When you've been in show business as long as I have, you learn a thing or two about the ins and outs of old Tinseltown. And let me tell you, it ain't all wine and roses out here. Far from it. Sure, I know people want to believe in the whole showbiz fairy tale thing, but take it from someone who knows: Hollywood can be a pretty cold place for actors who are only capable of playing the role of a clumsy Italian waiter.
Believe me. I know.
When I first got to Hollywood, I thought becoming a star would be a piece of cake. I grew my mustache out, I bought my first white tuxedo jacket, I honed my accent until it was just-a right-a. Hell, I can still remember walking in front of Grauman's Chinese Theatre and saying to myself, "One day soon, buddy boy, you'll be stumbling your way into this here cement with a trayful of linguini."
I was so young and foolish then. Covered in marinara stains and ready to take on the world.
Cut to five months later, and I'm living in a roach-infested studio apartment in Burbank, still eating from that same batch of reheated prop spaghetti I stole from the set of my first acting gig two months ago. A wake-up call? You bet.

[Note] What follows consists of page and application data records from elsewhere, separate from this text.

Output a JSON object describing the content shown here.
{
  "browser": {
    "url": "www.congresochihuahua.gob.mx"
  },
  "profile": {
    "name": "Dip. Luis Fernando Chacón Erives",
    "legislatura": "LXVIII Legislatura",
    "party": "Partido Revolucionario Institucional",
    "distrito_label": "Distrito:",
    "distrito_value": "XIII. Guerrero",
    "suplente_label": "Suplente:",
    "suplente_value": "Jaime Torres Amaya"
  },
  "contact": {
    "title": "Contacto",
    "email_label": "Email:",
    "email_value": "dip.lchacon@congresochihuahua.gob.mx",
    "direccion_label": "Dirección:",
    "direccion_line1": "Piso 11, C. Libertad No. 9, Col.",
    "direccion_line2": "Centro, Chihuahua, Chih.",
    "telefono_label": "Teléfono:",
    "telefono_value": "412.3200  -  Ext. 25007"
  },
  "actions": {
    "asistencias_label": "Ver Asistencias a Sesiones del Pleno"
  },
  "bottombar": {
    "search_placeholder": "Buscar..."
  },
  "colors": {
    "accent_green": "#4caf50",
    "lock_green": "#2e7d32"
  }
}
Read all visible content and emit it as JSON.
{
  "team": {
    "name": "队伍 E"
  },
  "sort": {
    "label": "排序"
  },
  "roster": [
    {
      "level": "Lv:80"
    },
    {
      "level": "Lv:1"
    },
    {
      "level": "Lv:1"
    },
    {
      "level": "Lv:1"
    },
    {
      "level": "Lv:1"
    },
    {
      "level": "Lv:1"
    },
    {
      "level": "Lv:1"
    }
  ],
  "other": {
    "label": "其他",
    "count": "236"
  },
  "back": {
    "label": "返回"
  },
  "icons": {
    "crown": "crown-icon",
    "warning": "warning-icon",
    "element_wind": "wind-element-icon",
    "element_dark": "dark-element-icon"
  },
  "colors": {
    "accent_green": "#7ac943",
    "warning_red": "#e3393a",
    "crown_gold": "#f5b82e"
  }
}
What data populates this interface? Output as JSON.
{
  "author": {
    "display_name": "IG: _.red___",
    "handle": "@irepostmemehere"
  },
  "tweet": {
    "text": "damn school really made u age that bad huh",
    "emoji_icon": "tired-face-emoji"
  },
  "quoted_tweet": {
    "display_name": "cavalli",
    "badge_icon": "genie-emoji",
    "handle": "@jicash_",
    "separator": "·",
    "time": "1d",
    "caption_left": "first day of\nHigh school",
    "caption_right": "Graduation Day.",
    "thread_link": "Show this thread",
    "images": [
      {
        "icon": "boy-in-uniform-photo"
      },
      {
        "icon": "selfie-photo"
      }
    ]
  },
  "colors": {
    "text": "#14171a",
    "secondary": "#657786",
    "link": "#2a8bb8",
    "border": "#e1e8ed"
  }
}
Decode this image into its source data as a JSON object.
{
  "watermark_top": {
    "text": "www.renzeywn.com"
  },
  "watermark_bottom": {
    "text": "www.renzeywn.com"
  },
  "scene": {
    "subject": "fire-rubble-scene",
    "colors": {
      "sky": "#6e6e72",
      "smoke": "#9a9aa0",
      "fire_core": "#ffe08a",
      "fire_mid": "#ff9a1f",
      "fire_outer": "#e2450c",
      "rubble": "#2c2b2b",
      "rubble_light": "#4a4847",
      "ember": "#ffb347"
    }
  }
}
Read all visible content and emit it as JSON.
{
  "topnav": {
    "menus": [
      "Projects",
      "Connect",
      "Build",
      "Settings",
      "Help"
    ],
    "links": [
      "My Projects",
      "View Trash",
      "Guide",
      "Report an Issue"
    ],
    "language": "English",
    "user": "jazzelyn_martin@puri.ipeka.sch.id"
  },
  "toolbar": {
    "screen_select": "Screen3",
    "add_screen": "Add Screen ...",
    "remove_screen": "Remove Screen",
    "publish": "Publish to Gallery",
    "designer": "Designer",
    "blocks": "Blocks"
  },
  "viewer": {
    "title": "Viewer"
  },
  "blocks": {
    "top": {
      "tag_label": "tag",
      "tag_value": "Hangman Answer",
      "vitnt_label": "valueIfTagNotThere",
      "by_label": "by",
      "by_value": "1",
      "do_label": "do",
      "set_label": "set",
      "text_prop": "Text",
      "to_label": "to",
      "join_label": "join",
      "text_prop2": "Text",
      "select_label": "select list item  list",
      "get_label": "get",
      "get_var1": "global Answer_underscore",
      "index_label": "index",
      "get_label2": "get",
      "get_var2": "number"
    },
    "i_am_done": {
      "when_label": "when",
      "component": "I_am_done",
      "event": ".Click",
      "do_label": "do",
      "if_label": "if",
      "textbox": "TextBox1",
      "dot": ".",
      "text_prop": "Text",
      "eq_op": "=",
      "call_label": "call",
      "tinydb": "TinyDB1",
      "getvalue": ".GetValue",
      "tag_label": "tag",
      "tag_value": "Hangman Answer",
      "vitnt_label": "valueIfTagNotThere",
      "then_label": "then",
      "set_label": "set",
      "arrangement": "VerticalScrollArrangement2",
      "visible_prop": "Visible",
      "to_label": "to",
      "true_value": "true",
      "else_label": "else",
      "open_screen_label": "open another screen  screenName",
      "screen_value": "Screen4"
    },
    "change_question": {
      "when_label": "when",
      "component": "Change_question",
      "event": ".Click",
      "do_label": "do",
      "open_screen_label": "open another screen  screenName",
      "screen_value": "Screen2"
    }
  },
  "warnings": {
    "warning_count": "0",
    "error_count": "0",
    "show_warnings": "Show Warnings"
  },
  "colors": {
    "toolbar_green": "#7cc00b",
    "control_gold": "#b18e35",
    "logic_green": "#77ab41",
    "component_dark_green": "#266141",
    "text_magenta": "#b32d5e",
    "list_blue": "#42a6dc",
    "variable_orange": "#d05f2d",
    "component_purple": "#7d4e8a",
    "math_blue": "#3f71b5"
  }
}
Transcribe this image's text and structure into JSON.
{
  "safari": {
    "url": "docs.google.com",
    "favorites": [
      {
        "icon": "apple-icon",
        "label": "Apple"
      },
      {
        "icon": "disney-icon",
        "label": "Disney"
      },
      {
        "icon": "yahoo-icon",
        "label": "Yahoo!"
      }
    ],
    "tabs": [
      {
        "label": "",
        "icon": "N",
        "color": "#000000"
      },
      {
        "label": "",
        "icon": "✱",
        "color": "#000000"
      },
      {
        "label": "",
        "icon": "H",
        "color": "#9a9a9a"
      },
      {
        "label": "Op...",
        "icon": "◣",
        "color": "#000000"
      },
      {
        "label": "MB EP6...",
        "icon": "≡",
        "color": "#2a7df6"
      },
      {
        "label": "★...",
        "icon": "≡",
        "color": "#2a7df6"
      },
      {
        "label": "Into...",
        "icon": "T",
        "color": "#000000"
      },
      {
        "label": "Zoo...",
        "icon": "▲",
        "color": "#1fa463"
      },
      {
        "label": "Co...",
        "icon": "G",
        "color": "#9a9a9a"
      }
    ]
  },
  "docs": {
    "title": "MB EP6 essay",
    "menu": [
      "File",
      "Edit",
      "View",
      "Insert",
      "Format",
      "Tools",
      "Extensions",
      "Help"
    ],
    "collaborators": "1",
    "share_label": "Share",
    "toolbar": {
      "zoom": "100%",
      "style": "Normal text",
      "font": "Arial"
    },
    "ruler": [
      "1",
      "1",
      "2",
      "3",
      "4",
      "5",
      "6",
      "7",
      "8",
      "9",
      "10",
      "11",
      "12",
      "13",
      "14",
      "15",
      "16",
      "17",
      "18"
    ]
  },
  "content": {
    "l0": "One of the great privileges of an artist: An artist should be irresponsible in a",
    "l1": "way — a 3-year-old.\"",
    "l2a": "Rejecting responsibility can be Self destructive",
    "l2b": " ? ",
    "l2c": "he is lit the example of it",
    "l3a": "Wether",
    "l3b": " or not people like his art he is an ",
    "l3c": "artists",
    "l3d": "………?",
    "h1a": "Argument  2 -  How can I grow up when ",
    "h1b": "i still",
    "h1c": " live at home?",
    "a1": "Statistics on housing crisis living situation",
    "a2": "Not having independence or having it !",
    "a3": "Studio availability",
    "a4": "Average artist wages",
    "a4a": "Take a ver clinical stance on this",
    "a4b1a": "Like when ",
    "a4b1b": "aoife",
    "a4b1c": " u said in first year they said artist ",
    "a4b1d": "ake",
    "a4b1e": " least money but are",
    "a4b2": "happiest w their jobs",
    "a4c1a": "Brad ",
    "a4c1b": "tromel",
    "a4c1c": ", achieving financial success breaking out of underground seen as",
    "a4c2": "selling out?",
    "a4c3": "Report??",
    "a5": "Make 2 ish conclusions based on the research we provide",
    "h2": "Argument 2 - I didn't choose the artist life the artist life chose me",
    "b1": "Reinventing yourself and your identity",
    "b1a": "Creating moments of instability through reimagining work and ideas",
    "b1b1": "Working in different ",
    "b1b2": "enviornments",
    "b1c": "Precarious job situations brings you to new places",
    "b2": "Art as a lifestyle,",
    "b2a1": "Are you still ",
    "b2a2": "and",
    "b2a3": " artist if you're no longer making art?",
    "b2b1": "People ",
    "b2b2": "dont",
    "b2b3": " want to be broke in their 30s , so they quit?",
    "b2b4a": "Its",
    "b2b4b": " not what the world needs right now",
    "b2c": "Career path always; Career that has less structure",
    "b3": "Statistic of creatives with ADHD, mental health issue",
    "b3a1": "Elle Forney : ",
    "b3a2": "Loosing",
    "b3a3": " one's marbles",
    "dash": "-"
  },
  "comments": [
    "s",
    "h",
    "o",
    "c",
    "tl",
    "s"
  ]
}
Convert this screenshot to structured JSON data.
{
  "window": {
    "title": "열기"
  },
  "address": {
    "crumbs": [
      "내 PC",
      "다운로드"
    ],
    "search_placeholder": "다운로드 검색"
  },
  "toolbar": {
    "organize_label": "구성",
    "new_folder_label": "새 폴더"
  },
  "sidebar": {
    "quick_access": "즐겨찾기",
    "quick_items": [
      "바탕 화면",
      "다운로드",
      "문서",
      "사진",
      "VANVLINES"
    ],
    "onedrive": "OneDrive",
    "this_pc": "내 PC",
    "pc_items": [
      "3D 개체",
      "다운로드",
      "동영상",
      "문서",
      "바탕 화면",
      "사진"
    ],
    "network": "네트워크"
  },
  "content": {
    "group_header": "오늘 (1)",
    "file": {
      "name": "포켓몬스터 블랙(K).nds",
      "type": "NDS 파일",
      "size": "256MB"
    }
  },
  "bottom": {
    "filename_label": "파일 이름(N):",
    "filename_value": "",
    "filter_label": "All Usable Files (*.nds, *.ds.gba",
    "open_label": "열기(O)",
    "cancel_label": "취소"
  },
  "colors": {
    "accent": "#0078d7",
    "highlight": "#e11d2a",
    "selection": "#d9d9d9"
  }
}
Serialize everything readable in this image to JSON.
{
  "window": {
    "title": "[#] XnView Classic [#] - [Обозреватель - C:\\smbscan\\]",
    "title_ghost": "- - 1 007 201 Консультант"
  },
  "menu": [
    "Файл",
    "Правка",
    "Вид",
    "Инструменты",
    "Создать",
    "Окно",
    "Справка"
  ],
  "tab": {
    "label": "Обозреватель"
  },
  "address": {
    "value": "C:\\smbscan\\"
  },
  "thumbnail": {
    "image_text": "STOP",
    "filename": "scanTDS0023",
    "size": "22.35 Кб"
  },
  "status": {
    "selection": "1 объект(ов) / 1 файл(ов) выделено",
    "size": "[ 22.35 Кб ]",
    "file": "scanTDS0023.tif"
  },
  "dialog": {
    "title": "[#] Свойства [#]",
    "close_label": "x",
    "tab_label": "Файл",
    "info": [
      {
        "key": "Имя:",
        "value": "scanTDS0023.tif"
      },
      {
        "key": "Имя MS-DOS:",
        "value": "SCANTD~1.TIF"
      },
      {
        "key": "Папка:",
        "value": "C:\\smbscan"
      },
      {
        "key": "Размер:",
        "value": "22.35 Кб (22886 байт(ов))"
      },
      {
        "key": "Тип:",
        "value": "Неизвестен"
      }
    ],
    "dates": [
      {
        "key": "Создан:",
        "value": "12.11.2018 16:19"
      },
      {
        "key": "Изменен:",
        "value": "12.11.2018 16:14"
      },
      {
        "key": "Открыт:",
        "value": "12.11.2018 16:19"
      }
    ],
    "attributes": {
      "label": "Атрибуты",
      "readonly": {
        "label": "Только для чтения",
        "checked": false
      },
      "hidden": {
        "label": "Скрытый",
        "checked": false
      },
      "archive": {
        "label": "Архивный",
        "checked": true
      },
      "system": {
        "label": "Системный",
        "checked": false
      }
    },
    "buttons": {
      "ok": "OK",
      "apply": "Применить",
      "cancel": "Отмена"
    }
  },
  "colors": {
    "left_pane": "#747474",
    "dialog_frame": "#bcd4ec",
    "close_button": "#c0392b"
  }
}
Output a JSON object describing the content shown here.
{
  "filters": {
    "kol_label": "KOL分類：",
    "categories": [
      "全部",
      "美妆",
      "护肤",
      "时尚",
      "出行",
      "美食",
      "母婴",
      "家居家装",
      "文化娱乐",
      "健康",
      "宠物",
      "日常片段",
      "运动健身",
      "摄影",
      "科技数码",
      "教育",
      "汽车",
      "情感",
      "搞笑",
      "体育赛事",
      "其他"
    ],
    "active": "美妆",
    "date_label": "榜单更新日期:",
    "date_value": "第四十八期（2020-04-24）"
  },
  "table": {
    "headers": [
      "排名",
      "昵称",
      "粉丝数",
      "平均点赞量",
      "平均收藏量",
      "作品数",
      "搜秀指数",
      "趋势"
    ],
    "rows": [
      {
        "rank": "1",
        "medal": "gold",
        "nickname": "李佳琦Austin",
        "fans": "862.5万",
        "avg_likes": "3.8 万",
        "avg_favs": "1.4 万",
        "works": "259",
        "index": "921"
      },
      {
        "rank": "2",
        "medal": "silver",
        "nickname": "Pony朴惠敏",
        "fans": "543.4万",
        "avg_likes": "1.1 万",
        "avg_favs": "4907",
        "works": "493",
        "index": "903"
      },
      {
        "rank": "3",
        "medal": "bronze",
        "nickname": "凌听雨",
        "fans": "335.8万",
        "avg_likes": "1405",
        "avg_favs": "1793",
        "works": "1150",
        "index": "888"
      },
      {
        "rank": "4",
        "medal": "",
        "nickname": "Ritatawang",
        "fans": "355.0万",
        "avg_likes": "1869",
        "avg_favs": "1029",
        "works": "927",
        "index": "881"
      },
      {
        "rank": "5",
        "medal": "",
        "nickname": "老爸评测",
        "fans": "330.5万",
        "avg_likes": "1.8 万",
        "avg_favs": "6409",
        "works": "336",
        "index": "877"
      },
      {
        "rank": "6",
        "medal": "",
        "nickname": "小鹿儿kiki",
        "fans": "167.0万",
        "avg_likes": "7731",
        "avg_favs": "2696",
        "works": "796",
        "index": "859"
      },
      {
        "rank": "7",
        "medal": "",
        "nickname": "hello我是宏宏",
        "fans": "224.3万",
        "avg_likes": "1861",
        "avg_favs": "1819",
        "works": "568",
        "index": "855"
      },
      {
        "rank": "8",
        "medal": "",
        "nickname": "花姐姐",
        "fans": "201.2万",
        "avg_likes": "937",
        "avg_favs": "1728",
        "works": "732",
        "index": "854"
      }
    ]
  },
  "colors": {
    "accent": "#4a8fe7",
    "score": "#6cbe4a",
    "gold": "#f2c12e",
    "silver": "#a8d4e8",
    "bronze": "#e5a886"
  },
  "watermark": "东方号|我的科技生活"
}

But that's just how the crostini crumbles in this cutthroat town: One day you're on top of the world, the next you're waiting tables. Only you're doing it without tripping and spilling spaghetti all over yourself and several wealthy patrons, and there are no cameras around.
Trust me, it takes a lot more to make it as an actor with zero range beyond playing inept Italian servers than they tell you on the Universal Studios tour. It can be hell. No one here cares anymore about making smart, thoughtful pictures featuring simple-minded Mediterranean gentlemen who have a tendency to slip on orecchiette and tumble down open dumbwaiters. It's all about the bottom line now.
You should see the way some of these hotshot Hollywood directors treat actors who exclusively portray accident-prone Italian restaurant employees. It's like we're animals or something! You try to ask them a simple question, like, "Should my toupee fly into the police chief's risotto while I'm tripping over the signore's dachshund, or should I wait until Angelo walks in with the plate-a full-a the ziti?" And what do they do? They brush you off like a fly on a nice, fresh bowl of cappelletti.
And casting directors. Don't even get me started on casting directors! You spend weeks perfecting a role, you shell out $18 of your own money for authentic Italian hair grease, you practice ladling Bolognese all over your crotch for hours, and what do these jerks in casting tell you? "Thanks, but we just don't think you're right for the role of the emergency room doctor." The cretins. I may not fit their cookie-cutter notion of who a nervous, plate-dropping immigrant should be, but there's no need to lie to my face.
So why do I keep doing it? I'll tell you why: Because at the end of the day, this is what I love. It's who I am. I was born to tell the actress with the massive breasts that "Oh, I so a-sorry, madame, but we-a just-a ran out-a the nice-a, hot-a, fresh-a—whoops! Oh, no! A meat-a-balla went right-a between-a the signora's big-a juicy melones!" It's in my blood.
Or maybe it's just the smell that keeps me here. You know the smell I'm talking about. That magical, Alfredo-sauce smell of a movie set. Brother, once you get that smell in your nostrils, it ain't coming out until the day that big director in the sky yells, "Cut! That's a wrap! Get somebody in here to mop up all these goddamned noodles."
Now, how about a nice-a hot-a plate-a tortellini, signor?